Hitting out at the foreign funded e-commerce firms, the trade body alleged that these firms are all sorts of malpractices -- strictly prohibited in Press Note 2 of FDI policy.
"Instead of complimenting the businesses of small traders, the e-commerce companies indulged into all kinds of mal-practices which are strictly prohibited in Press Note 2 of the FDI policy with a calculated but a hidden agenda to control, dominate and monopolise not only the e-commerce but even the retail trade in India by highly disturbing market algorithm and displacing small traders of the country with their livelihood," the letter added.
The trade body said the e-commerce companies are treating India as a banana republic having weak laws and rules. CIAT even compared the e-commerce to second East India Company who have defined mandate of emerging as masters of economic slavery. The body said that this can not be accepted under any circumstances.
Instead of conducting business activities, the e-commerce landscape of the country has been converted into an open ground for valuation games, the trade body noted. It also said that the small kirana retailers are suffering due to the anti-competitive and anti-kirana policies of these e-commerce entities, that has ravaged the retail sector and impacted livelihood of people.
The trade body highlighted the need to bring informal sector in to formal sector, thereby achieving the objective of bringing GDP in double digit. The CIAT mentioned how expected pressure tactics of foreign funded E-commerce companies against the draft of 'E-Commerce Rules under Consumer Protection Act' may hamper the prospect of small traders to sustain in the market.

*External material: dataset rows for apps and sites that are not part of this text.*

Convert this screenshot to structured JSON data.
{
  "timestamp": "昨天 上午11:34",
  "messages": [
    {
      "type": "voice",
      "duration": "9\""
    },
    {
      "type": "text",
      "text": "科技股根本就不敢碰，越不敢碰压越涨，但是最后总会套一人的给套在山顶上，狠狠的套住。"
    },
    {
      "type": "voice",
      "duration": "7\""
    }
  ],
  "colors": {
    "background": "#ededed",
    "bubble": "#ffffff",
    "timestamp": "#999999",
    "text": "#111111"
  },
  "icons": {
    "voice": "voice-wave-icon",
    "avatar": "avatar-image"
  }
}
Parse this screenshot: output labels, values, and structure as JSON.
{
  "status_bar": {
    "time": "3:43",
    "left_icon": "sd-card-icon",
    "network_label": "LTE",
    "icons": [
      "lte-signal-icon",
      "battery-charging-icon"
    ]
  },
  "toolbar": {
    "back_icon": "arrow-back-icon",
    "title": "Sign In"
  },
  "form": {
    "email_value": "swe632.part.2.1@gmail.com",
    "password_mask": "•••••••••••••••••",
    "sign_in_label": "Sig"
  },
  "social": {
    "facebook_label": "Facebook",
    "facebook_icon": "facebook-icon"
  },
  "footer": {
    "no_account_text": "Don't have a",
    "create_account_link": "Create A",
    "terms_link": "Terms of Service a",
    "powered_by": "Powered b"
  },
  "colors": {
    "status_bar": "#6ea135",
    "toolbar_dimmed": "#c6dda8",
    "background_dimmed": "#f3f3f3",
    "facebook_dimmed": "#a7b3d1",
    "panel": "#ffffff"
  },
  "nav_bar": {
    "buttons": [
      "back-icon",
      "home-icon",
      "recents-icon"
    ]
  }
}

"...the domestic trade in the country is conducted by more than 8 crore small businesses providing employment to about 40 crore people and generating an annual turnover of about Rs 115 lakh crore," CIAT said in its letter.

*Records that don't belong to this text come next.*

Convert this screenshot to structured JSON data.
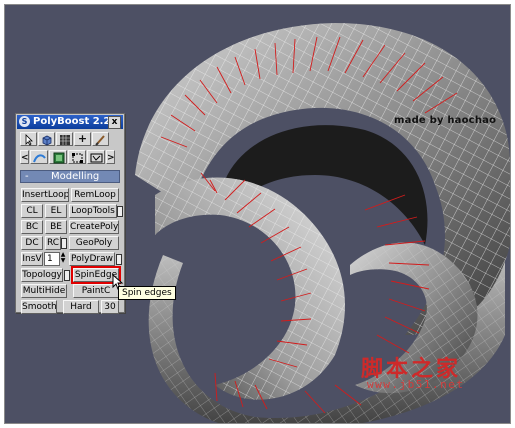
{
  "viewport": {
    "credit": "made by haochao",
    "watermark_cn": "脚本之家",
    "watermark_url": "www.jb51.net",
    "background_color": "#4d5064"
  },
  "panel": {
    "title": "PolyBoost 2.2",
    "close_glyph": "x",
    "toolbar_row1": [
      {
        "icon": "select-arrow-icon"
      },
      {
        "icon": "cube-icon"
      },
      {
        "icon": "grid-icon"
      },
      {
        "icon": "plus-icon",
        "label": "+"
      },
      {
        "icon": "brush-icon"
      }
    ],
    "toolbar_row2": [
      {
        "icon": "chevron-left-icon",
        "label": "<"
      },
      {
        "icon": "paint-icon"
      },
      {
        "icon": "film-icon"
      },
      {
        "icon": "transform-icon"
      },
      {
        "icon": "uv-icon"
      },
      {
        "icon": "chevron-right-icon",
        "label": ">"
      }
    ],
    "section": {
      "toggle": "-",
      "label": "Modelling"
    },
    "buttons": {
      "insertloop": "InsertLoop",
      "remloop": "RemLoop",
      "cl": "CL",
      "el": "EL",
      "looptools": "LoopTools",
      "bc": "BC",
      "be": "BE",
      "createpoly": "CreatePoly",
      "dc": "DC",
      "rc": "RC",
      "geopoly": "GeoPoly",
      "insv": "InsV",
      "insv_value": "1",
      "polydraw": "PolyDraw",
      "topology": "Topology",
      "spinedge": "SpinEdge",
      "multihide": "MultiHide",
      "paintc": "PaintC",
      "smooth": "Smooth",
      "hard": "Hard",
      "n30": "30"
    },
    "highlight_color": "#e00000"
  },
  "tooltip": {
    "text": "Spin edges"
  }
}
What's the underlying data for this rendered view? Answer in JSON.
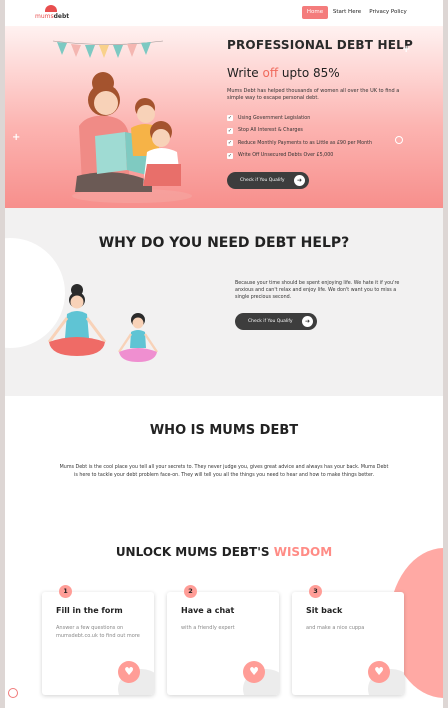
{
  "brand": {
    "name_part1": "mums",
    "name_part2": "debt"
  },
  "nav": {
    "items": [
      {
        "label": "Home",
        "active": true
      },
      {
        "label": "Start Here",
        "active": false
      },
      {
        "label": "Privacy Policy",
        "active": false
      }
    ]
  },
  "hero": {
    "title": "PROFESSIONAL DEBT HELP",
    "subtitle_pre": "Write ",
    "subtitle_accent": "off",
    "subtitle_post": " upto 85%",
    "description": "Mums Debt has helped thousands of women all over the UK to find a simple way to escape personal debt.",
    "checklist": [
      "Using Government Legislation",
      "Stop All Interest & Charges",
      "Reduce Monthly Payments to as Little as £90 per Month",
      "Write Off Unsecured Debts Over £5,000"
    ],
    "cta_label": "Check if You Qualify"
  },
  "why": {
    "title": "WHY DO YOU NEED DEBT HELP?",
    "description": "Because your time should be spent enjoying life. We hate it if you're anxious and can't relax and enjoy life. We don't want you to miss a single precious second.",
    "cta_label": "Check if You Qualify"
  },
  "who": {
    "title": "WHO IS MUMS DEBT",
    "description": "Mums Debt is the cool place you tell all your secrets to. They never judge you, gives great advice and always has your back. Mums Debt is here to tackle your debt problem face-on. They will tell you all the things you need to hear and how to make things better."
  },
  "wisdom": {
    "title_pre": "UNLOCK MUMS DEBT'S ",
    "title_highlight": "WISDOM",
    "steps": [
      {
        "number": "1",
        "title": "Fill in the form",
        "desc": "Answer a few questions on mumsdebt.co.uk to find out more"
      },
      {
        "number": "2",
        "title": "Have a chat",
        "desc": "with a friendly expert"
      },
      {
        "number": "3",
        "title": "Sit back",
        "desc": "and make a nice cuppa"
      }
    ]
  },
  "colors": {
    "accent": "#f47c7c",
    "dark_button": "#3d3d3d",
    "hero_gradient_end": "#f78f8c",
    "highlight": "#ff8c86"
  },
  "icons": {
    "check": "check-icon",
    "arrow": "arrow-right-icon",
    "heart": "heart-icon"
  }
}
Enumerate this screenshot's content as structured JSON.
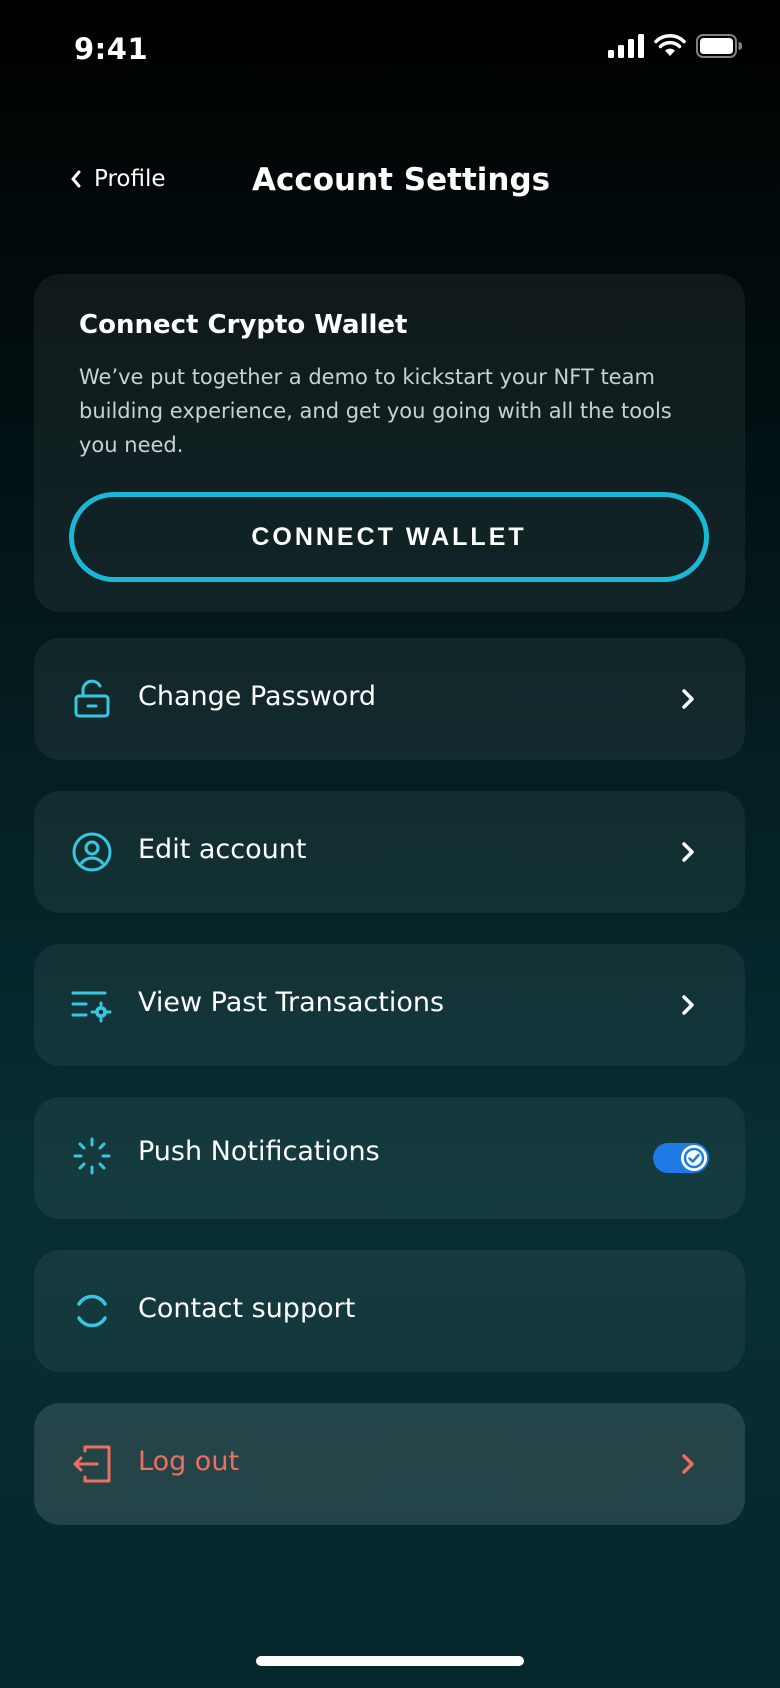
{
  "status_bar": {
    "time": "9:41",
    "icons": [
      "signal-icon",
      "wifi-icon",
      "battery-icon"
    ]
  },
  "nav": {
    "back_label": "Profile",
    "title": "Account Settings"
  },
  "wallet": {
    "title": "Connect Crypto Wallet",
    "description": "We’ve put together a demo to kickstart your NFT team building experience, and get you going with all the tools you need.",
    "button_label": "CONNECT WALLET"
  },
  "settings": {
    "change_password": {
      "label": "Change Password",
      "icon": "unlock-icon"
    },
    "edit_account": {
      "label": "Edit account",
      "icon": "user-circle-icon"
    },
    "past_transactions": {
      "label": "View Past Transactions",
      "icon": "list-settings-icon"
    },
    "push_notifications": {
      "label": "Push Notifications",
      "icon": "loader-icon",
      "enabled": true
    },
    "contact_support": {
      "label": "Contact support",
      "icon": "refresh-circle-icon"
    },
    "log_out": {
      "label": "Log out",
      "icon": "logout-icon"
    }
  },
  "colors": {
    "accent": "#1ab8d4",
    "icon": "#38c6e0",
    "toggle_on": "#1e7be6",
    "danger": "#ee6f5e"
  }
}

However, CAIT said that they are not against the e-commerce but are of the considered opinion that e-commerce is the most promising business avenue of the future. Traders of India should also adapt e-commerce as a stream of their business beside conducting business activities in their physical shops, it said.

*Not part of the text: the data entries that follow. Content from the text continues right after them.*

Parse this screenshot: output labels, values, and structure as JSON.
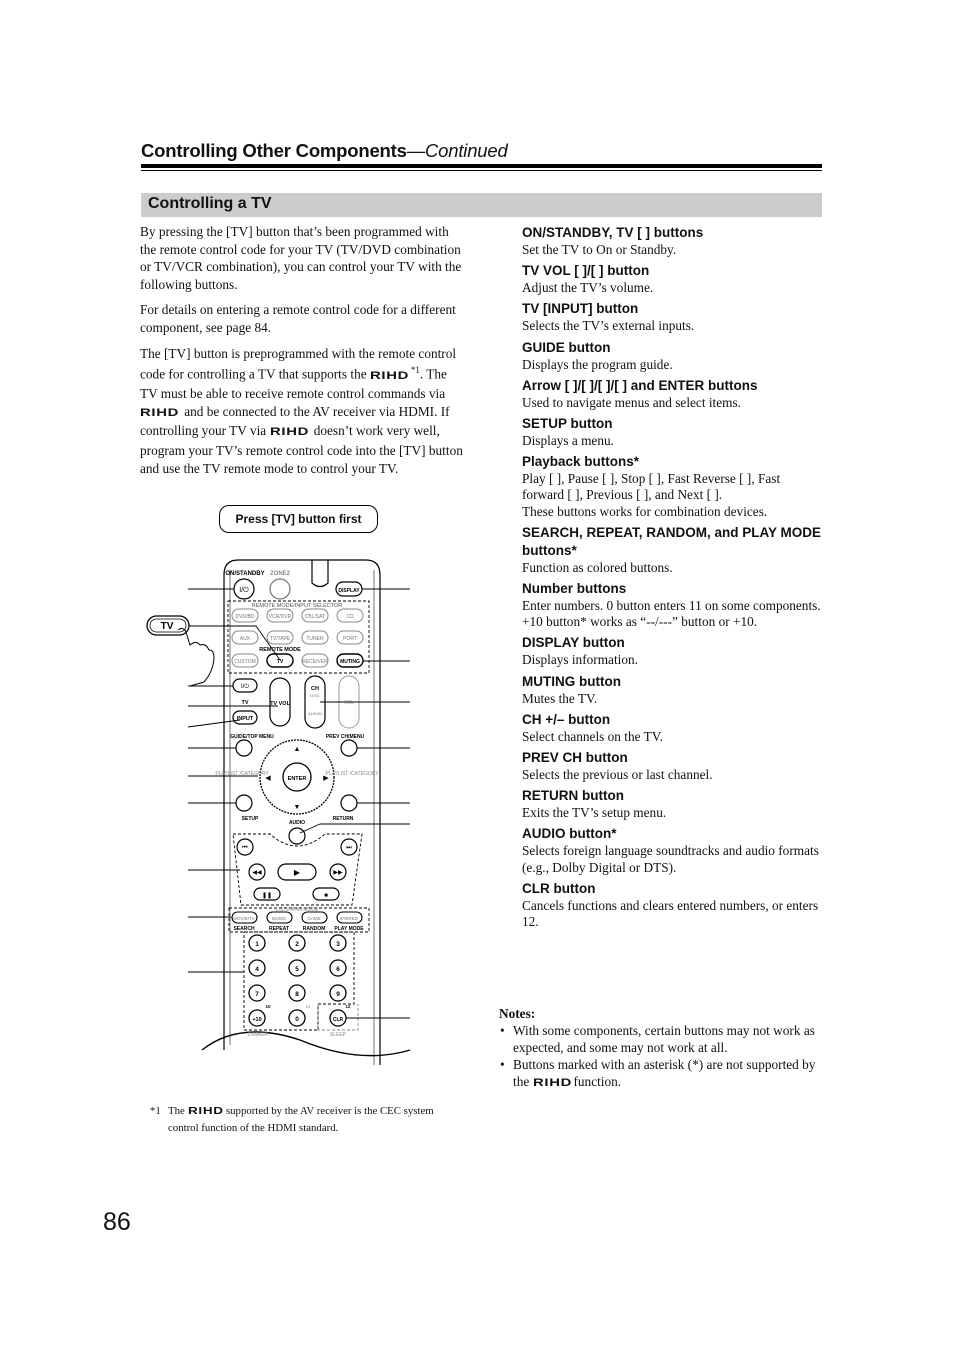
{
  "header": {
    "title": "Controlling Other Components",
    "continued": "—Continued"
  },
  "section": {
    "title": "Controlling a TV"
  },
  "intro": {
    "p1": "By pressing the [TV] button that’s been programmed with the remote control code for your TV (TV/DVD combination or TV/VCR combination), you can control your TV with the following buttons.",
    "p2": "For details on entering a remote control code for a different component, see page 84.",
    "p3_a": "The [TV] button is preprogrammed with the remote control code for controlling a TV that supports the",
    "p3_sup": "*1",
    "p3_b": ". The TV must be able to receive remote control commands via",
    "p3_c": "and be connected to the AV receiver via HDMI. If controlling your TV via",
    "p3_d": "doesn’t work very well, program your TV’s remote control code into the [TV] button and use the TV remote mode to control your TV.",
    "logo": "RIHD"
  },
  "figure": {
    "callout": "Press [TV] button first",
    "hand_label": "TV",
    "labels": {
      "on_standby": "ON/STANDBY",
      "zone2": "ZONE2",
      "display": "DISPLAY",
      "remote_mode_input": "REMOTE MODE/INPUT SELECTOR",
      "dvd": "DVD/BD",
      "vcr": "VCR/DVR",
      "cbl": "CBL/SAT",
      "cd": "CD",
      "aux": "AUX",
      "tape": "TV/TAPE",
      "tuner": "TUNER",
      "port": "PORT",
      "remote_mode": "REMOTE MODE",
      "custom": "CUSTOM",
      "tv": "TV",
      "receiver": "RECEIVER",
      "muting": "MUTING",
      "tv_small": "TV",
      "input": "INPUT",
      "tv_vol": "TV VOL",
      "ch": "CH",
      "disc": "DISC",
      "album": "ALBUM",
      "vol": "VOL",
      "guide": "GUIDE/TOP MENU",
      "prev_ch": "PREV CH/MENU",
      "playlist_l": "PLAYLIST /CATEGORY",
      "playlist_r": "PLAYLIST /CATEGORY",
      "enter": "ENTER",
      "setup": "SETUP",
      "return": "RETURN",
      "audio": "AUDIO",
      "listening_mode": "LISTENING MODE",
      "movie": "MOVIE/TV",
      "music": "MUSIC",
      "game": "GAME",
      "stereo": "STEREO",
      "search": "SEARCH",
      "repeat": "REPEAT",
      "random": "RANDOM",
      "play_mode": "PLAY MODE",
      "n1": "1",
      "n2": "2",
      "n3": "3",
      "n4": "4",
      "n5": "5",
      "n6": "6",
      "n7": "7",
      "n8": "8",
      "n9": "9",
      "plus10": "+10",
      "n0": "0",
      "clr": "CLR",
      "ten": "10",
      "eleven": "11",
      "twelve": "12",
      "dimmer": "DIMMER",
      "sleep": "SLEEP"
    }
  },
  "buttons": [
    {
      "title": "ON/STANDBY, TV [     ] buttons",
      "desc": "Set the TV to On or Standby."
    },
    {
      "title": "TV VOL [   ]/[   ] button",
      "desc": "Adjust the TV’s volume."
    },
    {
      "title": "TV [INPUT] button",
      "desc": "Selects the TV’s external inputs."
    },
    {
      "title": "GUIDE button",
      "desc": "Displays the program guide."
    },
    {
      "title": "Arrow [   ]/[   ]/[    ]/[    ] and ENTER buttons",
      "desc": "Used to navigate menus and select items."
    },
    {
      "title": "SETUP button",
      "desc": "Displays a menu."
    },
    {
      "title": "Playback buttons*",
      "desc": "Play [      ], Pause [    ], Stop [    ], Fast Reverse [        ], Fast forward [        ], Previous [        ], and Next [        ].",
      "desc2": "These buttons works for combination devices."
    },
    {
      "title": "SEARCH, REPEAT, RANDOM, and PLAY MODE buttons*",
      "desc": "Function as colored buttons."
    },
    {
      "title": "Number buttons",
      "desc": "Enter numbers. 0 button enters 11 on some components. +10 button* works as “--/---” button or +10."
    },
    {
      "title": "DISPLAY button",
      "desc": "Displays information."
    },
    {
      "title": "MUTING button",
      "desc": "Mutes the TV."
    },
    {
      "title": "CH +/– button",
      "desc": "Select channels on the TV."
    },
    {
      "title": "PREV CH button",
      "desc": "Selects the previous or last channel."
    },
    {
      "title": "RETURN button",
      "desc": "Exits the TV’s setup menu."
    },
    {
      "title": "AUDIO button*",
      "desc": "Selects foreign language soundtracks and audio formats (e.g., Dolby Digital or DTS)."
    },
    {
      "title": "CLR button",
      "desc": "Cancels functions and clears entered numbers, or enters 12."
    }
  ],
  "notes": {
    "title": "Notes:",
    "items": [
      "With some components, certain buttons may not work as expected, and some may not work at all.",
      "Buttons marked with an asterisk (*) are not supported by the"
    ],
    "item2_end": "function."
  },
  "footnote": {
    "marker": "*1",
    "a": "The",
    "b": "supported by the AV receiver is the CEC system control function of the HDMI standard."
  },
  "page_number": "86"
}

"However, we stand strongly against unethical business practices and violation of the law. The trading community is committed to ensure that sovereignity of businesses in India should not be compromised and no power or entity should pose a challenge based on unethical business practices," the CAIT noted.The trade body in its letter to PM Modi cited media reports which in a clandestine manner are calling the new rules as stringent and will discourage flow of FDI in India. CAIT appealed PM Modi to look into he matter, so that there is no dilution on the draft e-commerce rules.